The Mid-county Memo is your newspaper. We want to hear from you. Discuss an important issue, respond to a request for comment or address a concern you want to call to the attention of the community. Letters to the editor will always be edited for space, style, grammar and issues of clarity. Please include your full name and identify the neighborhood in which you reside. We prefer e-mailed letters to the editor sent to Darlene Vinson at firstname.lastname@example.org. Please put “Letter to the editor” in the subject line. You may also mail your letter to 3510 N.E. 134th Ave., Portland, OR 97230 or fax it to 503-249-7672. Deadline for the March issue is Saturday, Feb. 15.
We should be able to vote no
To the Editor:
Our mayor telling us that a “No Vote” is not an option is just about the same as telling a lot of us that the people who voted for him are not counted. As taxpayers, we are entitled to vote no. A lot of taxpayers have expressed their feelings and we do not trust what is going on.
[Our concerns include] monies that are not going to the right programs, robbing Peter to pay Paul and all of a sudden we are out of money. Please explain what happened to nearly $200 million of road money that was diverted to other programs which now you want us to make up for.
The city has also threatened us with other raises. I have lived in Multnomah County for 60 years and I, like a lot of others, am tired and frustrated as to what goes on. Also I, like a lot of others, am looking for somewhere out of Multnomah County to live. For the past 10 years or more it seems like our votes mean nothing, and now we are being told we cannot vote no.
Something must be illegal about that. I am sure a lot of taxpayers are still voting no as I am, and every tax the city invents to come up with will be voted with a no.
Keeping Portland weird is all right, but to keep Portland expensive and unconstitutional is unforgivable.
Numbers don’t add up to livability
To the Editor:
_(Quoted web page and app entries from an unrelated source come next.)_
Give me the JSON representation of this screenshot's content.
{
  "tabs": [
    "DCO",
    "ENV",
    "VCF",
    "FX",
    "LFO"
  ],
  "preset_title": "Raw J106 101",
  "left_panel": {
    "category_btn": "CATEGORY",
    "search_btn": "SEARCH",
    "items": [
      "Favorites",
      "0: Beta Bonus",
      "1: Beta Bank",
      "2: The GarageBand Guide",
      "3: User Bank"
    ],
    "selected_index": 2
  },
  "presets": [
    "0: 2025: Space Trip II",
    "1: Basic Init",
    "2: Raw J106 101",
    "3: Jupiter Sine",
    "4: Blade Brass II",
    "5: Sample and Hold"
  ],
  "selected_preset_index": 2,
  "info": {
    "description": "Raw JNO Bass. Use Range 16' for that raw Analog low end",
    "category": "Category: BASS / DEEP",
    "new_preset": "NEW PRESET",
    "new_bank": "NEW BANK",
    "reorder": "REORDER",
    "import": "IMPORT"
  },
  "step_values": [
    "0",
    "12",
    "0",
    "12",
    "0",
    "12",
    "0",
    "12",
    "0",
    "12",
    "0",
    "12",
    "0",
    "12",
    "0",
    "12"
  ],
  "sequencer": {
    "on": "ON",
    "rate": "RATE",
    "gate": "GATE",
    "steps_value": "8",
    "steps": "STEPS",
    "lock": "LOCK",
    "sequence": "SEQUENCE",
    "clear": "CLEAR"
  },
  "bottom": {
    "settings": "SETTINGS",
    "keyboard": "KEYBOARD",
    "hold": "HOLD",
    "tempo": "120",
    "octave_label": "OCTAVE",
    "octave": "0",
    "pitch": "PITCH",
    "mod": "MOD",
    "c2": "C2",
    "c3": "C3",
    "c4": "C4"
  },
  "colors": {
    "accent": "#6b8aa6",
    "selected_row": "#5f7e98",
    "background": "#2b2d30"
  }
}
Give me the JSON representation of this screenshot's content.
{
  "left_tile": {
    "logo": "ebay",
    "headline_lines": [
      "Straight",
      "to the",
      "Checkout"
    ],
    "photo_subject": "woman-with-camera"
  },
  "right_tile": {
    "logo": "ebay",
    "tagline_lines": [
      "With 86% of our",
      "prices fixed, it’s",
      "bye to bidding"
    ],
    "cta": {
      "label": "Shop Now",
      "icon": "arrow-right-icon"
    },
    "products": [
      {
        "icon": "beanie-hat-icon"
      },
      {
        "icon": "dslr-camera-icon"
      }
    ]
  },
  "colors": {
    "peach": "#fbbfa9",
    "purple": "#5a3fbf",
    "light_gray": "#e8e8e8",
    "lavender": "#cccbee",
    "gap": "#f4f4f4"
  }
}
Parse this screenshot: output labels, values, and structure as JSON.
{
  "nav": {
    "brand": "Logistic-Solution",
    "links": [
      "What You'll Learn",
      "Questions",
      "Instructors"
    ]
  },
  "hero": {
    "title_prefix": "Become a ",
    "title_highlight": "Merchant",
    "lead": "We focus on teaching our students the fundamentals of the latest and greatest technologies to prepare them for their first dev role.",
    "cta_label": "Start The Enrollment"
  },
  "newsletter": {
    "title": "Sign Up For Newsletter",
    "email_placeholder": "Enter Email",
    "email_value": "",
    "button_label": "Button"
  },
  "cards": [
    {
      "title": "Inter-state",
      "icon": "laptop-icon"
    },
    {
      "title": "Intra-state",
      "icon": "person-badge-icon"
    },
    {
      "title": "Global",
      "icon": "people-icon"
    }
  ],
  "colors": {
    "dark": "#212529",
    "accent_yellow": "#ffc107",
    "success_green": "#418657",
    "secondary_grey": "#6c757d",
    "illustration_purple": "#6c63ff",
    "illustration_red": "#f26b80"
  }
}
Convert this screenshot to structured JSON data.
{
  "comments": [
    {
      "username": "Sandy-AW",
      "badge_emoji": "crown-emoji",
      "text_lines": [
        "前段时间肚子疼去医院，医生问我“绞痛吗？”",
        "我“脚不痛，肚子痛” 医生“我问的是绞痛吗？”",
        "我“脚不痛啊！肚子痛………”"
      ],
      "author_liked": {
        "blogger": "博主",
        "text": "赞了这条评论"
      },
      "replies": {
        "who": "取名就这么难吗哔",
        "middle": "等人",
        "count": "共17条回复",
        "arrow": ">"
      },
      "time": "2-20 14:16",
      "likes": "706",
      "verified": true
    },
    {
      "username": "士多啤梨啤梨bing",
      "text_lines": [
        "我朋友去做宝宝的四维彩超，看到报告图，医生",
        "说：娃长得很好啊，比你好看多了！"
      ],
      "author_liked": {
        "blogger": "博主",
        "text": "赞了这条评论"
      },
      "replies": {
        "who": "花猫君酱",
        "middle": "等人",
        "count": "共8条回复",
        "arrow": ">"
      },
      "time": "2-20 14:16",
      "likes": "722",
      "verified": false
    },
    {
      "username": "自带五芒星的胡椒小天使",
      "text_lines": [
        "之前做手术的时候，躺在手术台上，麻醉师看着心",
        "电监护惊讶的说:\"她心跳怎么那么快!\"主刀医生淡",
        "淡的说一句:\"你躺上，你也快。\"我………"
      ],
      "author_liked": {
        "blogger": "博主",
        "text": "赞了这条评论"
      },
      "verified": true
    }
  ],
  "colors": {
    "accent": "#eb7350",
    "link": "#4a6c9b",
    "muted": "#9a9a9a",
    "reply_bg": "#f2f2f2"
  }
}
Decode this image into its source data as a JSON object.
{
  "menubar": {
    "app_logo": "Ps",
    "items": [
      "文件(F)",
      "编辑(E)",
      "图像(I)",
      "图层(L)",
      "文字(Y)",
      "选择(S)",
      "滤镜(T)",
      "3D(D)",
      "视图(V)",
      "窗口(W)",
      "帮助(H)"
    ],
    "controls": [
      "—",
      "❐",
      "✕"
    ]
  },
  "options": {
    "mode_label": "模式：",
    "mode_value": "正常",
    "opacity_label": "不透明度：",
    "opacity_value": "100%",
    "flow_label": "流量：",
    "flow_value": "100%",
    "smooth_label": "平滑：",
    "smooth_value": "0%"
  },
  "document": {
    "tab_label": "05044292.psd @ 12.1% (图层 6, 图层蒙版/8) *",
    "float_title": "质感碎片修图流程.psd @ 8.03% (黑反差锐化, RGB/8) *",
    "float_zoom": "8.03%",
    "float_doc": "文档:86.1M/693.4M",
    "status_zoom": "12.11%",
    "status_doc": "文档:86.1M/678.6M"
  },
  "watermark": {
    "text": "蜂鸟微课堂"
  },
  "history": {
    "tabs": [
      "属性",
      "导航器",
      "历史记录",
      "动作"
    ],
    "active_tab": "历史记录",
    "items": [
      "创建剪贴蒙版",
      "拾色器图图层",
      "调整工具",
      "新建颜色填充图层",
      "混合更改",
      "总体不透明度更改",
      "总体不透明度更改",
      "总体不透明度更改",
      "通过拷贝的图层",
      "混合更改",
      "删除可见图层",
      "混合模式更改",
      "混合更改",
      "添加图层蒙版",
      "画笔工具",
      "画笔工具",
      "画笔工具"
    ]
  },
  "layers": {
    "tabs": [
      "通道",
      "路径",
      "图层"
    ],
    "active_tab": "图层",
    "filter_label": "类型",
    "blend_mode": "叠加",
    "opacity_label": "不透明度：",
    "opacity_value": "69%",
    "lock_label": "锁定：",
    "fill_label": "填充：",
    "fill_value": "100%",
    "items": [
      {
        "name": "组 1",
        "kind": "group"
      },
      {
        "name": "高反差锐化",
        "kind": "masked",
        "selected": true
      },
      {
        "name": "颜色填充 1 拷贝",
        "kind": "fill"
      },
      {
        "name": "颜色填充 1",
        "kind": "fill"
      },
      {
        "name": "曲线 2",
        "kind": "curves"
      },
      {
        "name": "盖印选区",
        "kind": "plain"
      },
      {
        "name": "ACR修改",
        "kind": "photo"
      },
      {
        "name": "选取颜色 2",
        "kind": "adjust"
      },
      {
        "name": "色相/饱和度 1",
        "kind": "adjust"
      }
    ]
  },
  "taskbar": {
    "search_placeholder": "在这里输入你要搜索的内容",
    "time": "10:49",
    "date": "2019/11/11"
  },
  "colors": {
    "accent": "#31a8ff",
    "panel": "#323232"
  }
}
Wow, I’m still scratching my head at the tricky, tightrope math involved to qualify as a low-income resident for the newly built Irish Moss housing development in our Parkrose School District, (“Irish Moss low income development opens” Memo, Jan. 2015). The article states one may not earn more than 60 percent of the area median income figure, or $38,000 to $42,000, annually. Rent is $895 a month. Sixty percent of $42,000 is roughly $25,200. Yearly rent adds up to $10,740. So one’s rent is just under half of their total annual income. $14,460 left over to pay utilities, buy food, medicine, clothing, transportation, and hopefully have something for occasional entertainment.
One certainly couldn’t afford a car, which the city is only too happy to point out indirectly-“we love new TriMet riders, it meets our future goal of a car-less Portland, etc.” This is nothing more than a photo-op for the Mayor and Metro to show voters they care about the less fortunate. If these new apartments are really for low income folks, the rent could be lower when you add on all the other expenses just to survive there. [There is] no mention of how long the introductory rental price will remain in effect, but that eventual increase won’t make the news. All I can say to the new tenants is good luck, you’ll need it.